Education

What Shall We Do With the Kids?

July 21, 2011

Share

This high-school dropout looks to be doing very well. He drives a much nicer car than mine, for sure.

I offer the following hypothesis. Up to the age of 12, all kids need to be in school, learning to read, write, and calculate, and hearing about basic civics. Beyond that point there is a large subgroup of adolescents—I’d estimate it at about thirty percent overall, though it cuts differently by race—for whom schooling is a complete waste of time. They gain nothing from it, and the money and effort spent on teaching them is all wasted.

Furthermore, in their boredom and irritation at being in an environment uncongenial to them and being given tasks that don’t interest them, they hinder other kids’ learning.
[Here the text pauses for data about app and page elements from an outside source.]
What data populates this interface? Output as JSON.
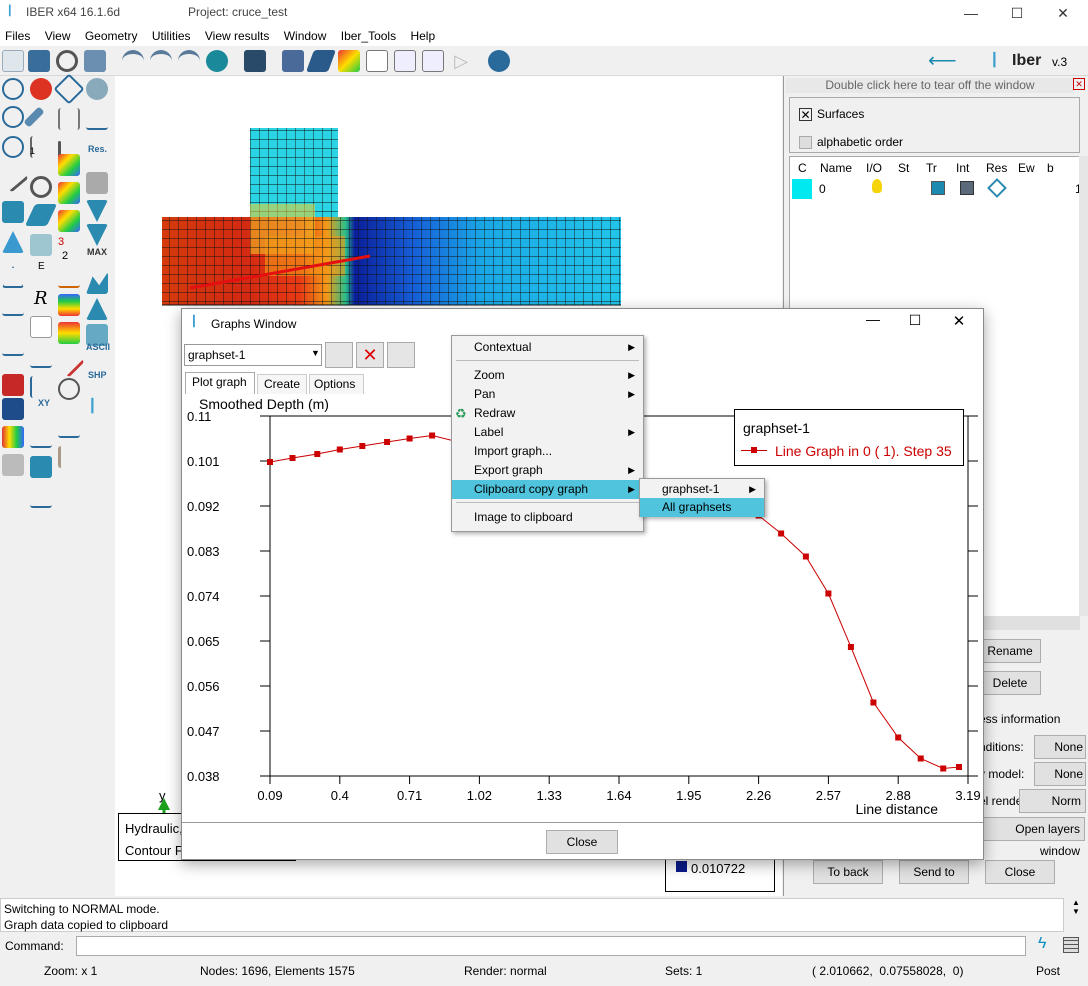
{
  "titlebar": {
    "app": "IBER x64 16.1.6d",
    "project": "Project: cruce_test"
  },
  "menu": [
    "Files",
    "View",
    "Geometry",
    "Utilities",
    "View results",
    "Window",
    "Iber_Tools",
    "Help"
  ],
  "brand": {
    "name": "Iber",
    "version": "v.3"
  },
  "left_labels": {
    "res": "Res.",
    "max": "MAX",
    "ascii": "ASCII",
    "shp": "SHP",
    "xy": "XY",
    "n1": "1",
    "n3": "3",
    "n2": "2",
    "E": "E",
    "R": "R"
  },
  "right_panel": {
    "tear_off": "Double click here to tear off the window",
    "surfaces_label": "Surfaces",
    "alphabetic_label": "alphabetic order",
    "columns": [
      "C",
      "Name",
      "I/O",
      "St",
      "Tr",
      "Int",
      "Res",
      "Ew",
      "b"
    ],
    "row": {
      "name": "0",
      "tail": "1"
    },
    "rename": "Rename",
    "delete": "Delete",
    "process_info": "ess information",
    "conditions_label": "nditions:",
    "conditions_val": "None",
    "model_label": "v model:",
    "model_val": "None",
    "render_label": "el render:",
    "render_val": "Norm",
    "open_layers": "Open layers window",
    "to_back": "To back",
    "send_to": "Send to",
    "close": "Close"
  },
  "canvas_legend": {
    "line1": "Hydraulic, Step 35",
    "line2": "Contour Fill of Depth (m).",
    "value": "0.010722",
    "axis_y": "y"
  },
  "graph_window": {
    "title": "Graphs Window",
    "graphset": "graphset-1",
    "tabs": [
      "Plot graph",
      "Create",
      "Options"
    ],
    "close_button": "Close",
    "legend_title": "graphset-1",
    "legend_entry": "Line Graph in 0 ( 1). Step 35",
    "accent": "#cc0000"
  },
  "chart_data": {
    "type": "line",
    "title": "Smoothed Depth (m)",
    "xlabel": "Line distance",
    "ylabel": "",
    "x_ticks": [
      "0.09",
      "0.4",
      "0.71",
      "1.02",
      "1.33",
      "1.64",
      "1.95",
      "2.26",
      "2.57",
      "2.88",
      "3.19"
    ],
    "y_ticks": [
      "0.11",
      "0.101",
      "0.092",
      "0.083",
      "0.074",
      "0.065",
      "0.056",
      "0.047",
      "0.038"
    ],
    "xlim": [
      0.09,
      3.19
    ],
    "ylim": [
      0.038,
      0.11
    ],
    "series": [
      {
        "name": "Line Graph in 0 ( 1). Step 35",
        "x": [
          0.09,
          0.19,
          0.3,
          0.4,
          0.5,
          0.61,
          0.71,
          0.81,
          2.26,
          2.36,
          2.47,
          2.57,
          2.67,
          2.77,
          2.88,
          2.98,
          3.08,
          3.15
        ],
        "y": [
          0.1008,
          0.1016,
          0.1024,
          0.1033,
          0.104,
          0.1048,
          0.1055,
          0.1061,
          0.0901,
          0.0865,
          0.0819,
          0.0745,
          0.0638,
          0.0527,
          0.0457,
          0.0415,
          0.0395,
          0.0398
        ]
      }
    ]
  },
  "context_menu": {
    "items": [
      "Contextual",
      "Zoom",
      "Pan",
      "Redraw",
      "Label",
      "Import graph...",
      "Export graph",
      "Clipboard copy graph",
      "Image to clipboard"
    ],
    "submenu": [
      "graphset-1",
      "All graphsets"
    ]
  },
  "status": {
    "log1": "Switching to NORMAL mode.",
    "log2": "Graph data copied to clipboard",
    "command_label": "Command:",
    "zoom": "Zoom: x 1",
    "nodes": "Nodes: 1696, Elements 1575",
    "render": "Render: normal",
    "sets": "Sets: 1",
    "coords": "( 2.010662,  0.07558028,  0)",
    "mode": "Post"
  }
}
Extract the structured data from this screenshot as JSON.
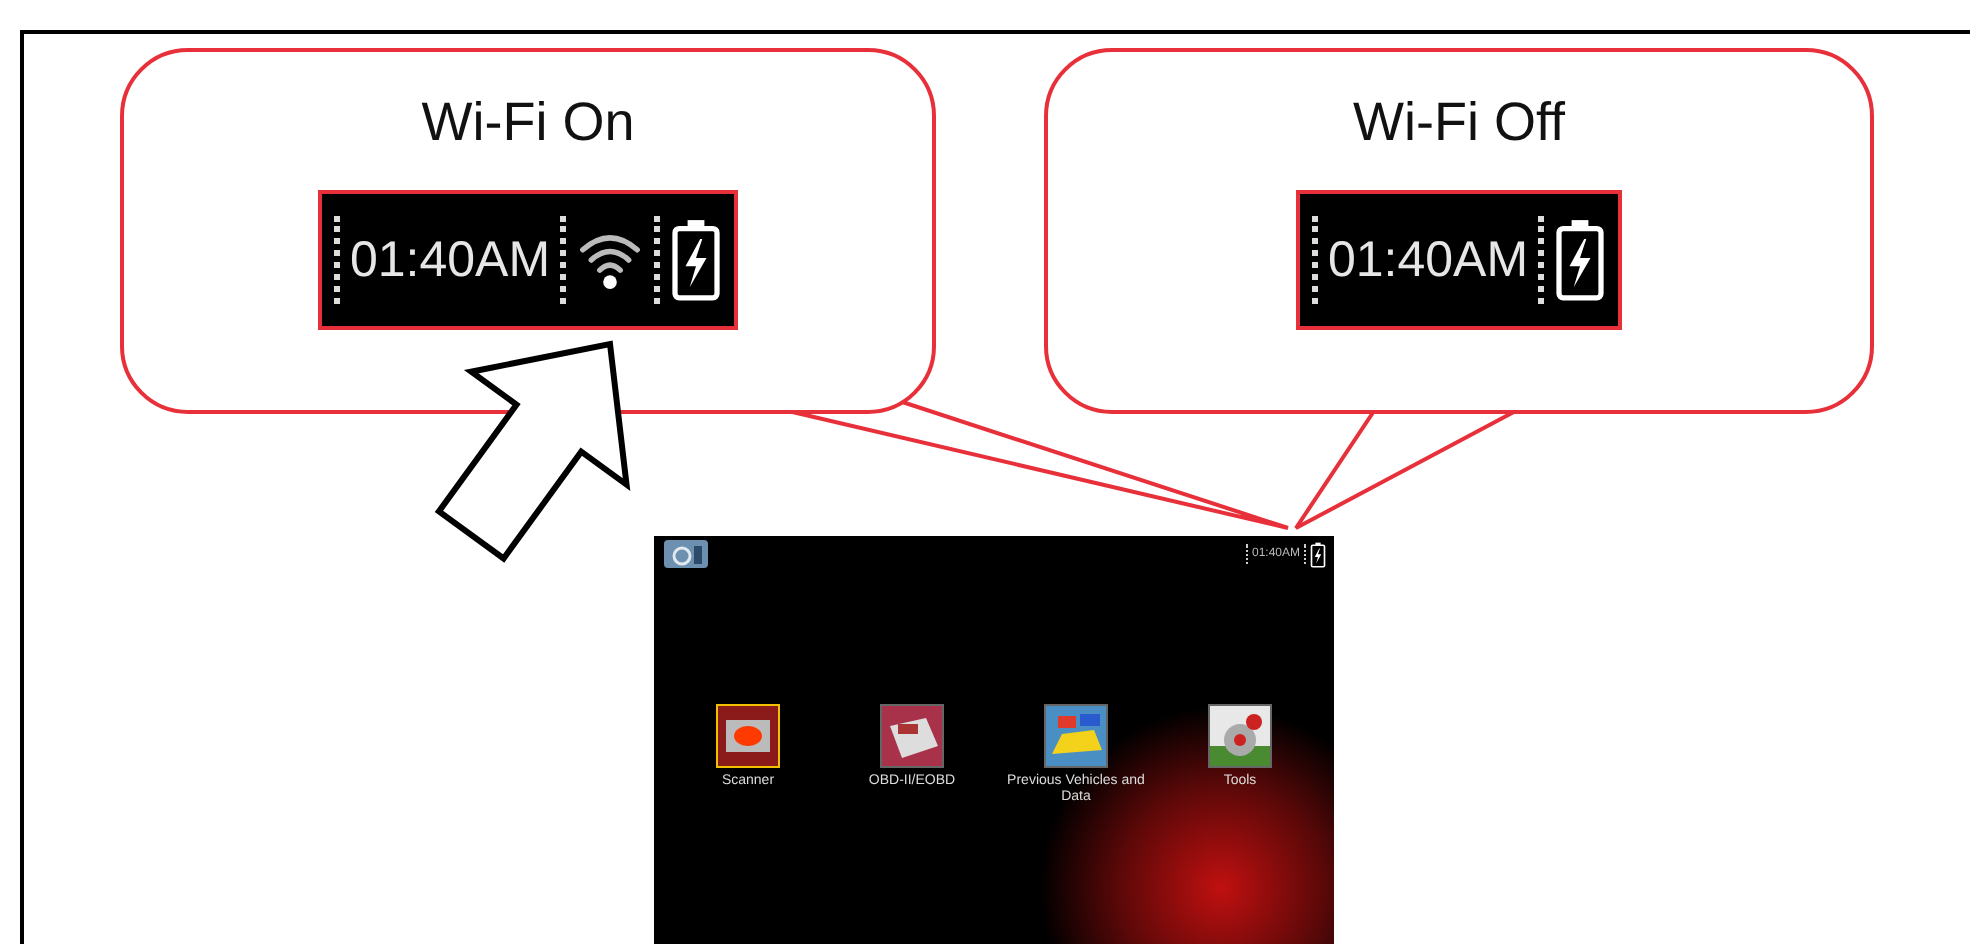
{
  "callouts": [
    {
      "title": "Wi-Fi On",
      "time": "01:40AM",
      "wifi": true
    },
    {
      "title": "Wi-Fi Off",
      "time": "01:40AM",
      "wifi": false
    }
  ],
  "device_screen": {
    "status_time": "01:40AM",
    "wifi": false,
    "menu_items": [
      {
        "label": "Scanner",
        "selected": true,
        "kind": "scanner"
      },
      {
        "label": "OBD-II/EOBD",
        "selected": false,
        "kind": "obd"
      },
      {
        "label": "Previous Vehicles and Data",
        "selected": false,
        "kind": "vehicles"
      },
      {
        "label": "Tools",
        "selected": false,
        "kind": "tools"
      }
    ]
  }
}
Different schools have different proportions of these ineducables. Where the proportion is very high, smart bookish kids are having their lives destroyed.

An acquaintance of mine, a skillful and dedicated professional biology teacher, moved from the West Coast to New York and took up substitute teaching while he continued looking for the house and the permanent job he wanted. One of his gigs was at a school upstate in Syracuse, NY. The place was awful: students running wild, deafening noise, teachers intimidated and insulted. After a week my friend told the school he’d be quitting at the end of the following week. Midway through that second week a parent showed up, begging my friend to stay on. “My daughter loves biology. She says you’re the best teacher she’s ever had. Please don’t let her down….” My friend quit anyway but says the recollection of that parent still haunts him.

There are smart, studious kids like that in even the worst schools—probably even in this one. Obliging them to share classrooms with uninterested, disruptive, ineducable peers is criminal.

The fundamental problem here is that we don’t know what to do with adolescents. Well, we know what to do with the ones who are bookish and willing to be educated: Sit them in rows of desks and have trained teachers instruct them. We simply have no idea what to do with the others. All we have come up with is to subject them to the same environment as the bookish kids. This (see above) leads to massive waste and destroys some subset of studious, educable youngsters’ chances.

Is there an alternative? The education of the educable would be improved if the ineducable were to be sent home—in fact, barred from school premises. But then, of course, they’d be in the streets making mischief. We could corral them in some kind of camps I suppose, but at least two problems would arise: (1) even under adult supervision, the meek kids would be preyed on by the un-meek, and (2) some portion of the adult supervisors would misbehave with their charges.

A lot of what high-school teachers do is just child-minding; for a lot of youngsters, high schools are just holding pens. Surely there’s a better way. How about we repeal the child-labor laws?

 

Subscribe to Taki’s Magazine for an ad-free experience and help us stand against political correctness.

Columnists

Sign Up to Receive Our Latest Updates!

SIGN UP

Daily updates with TM’s latest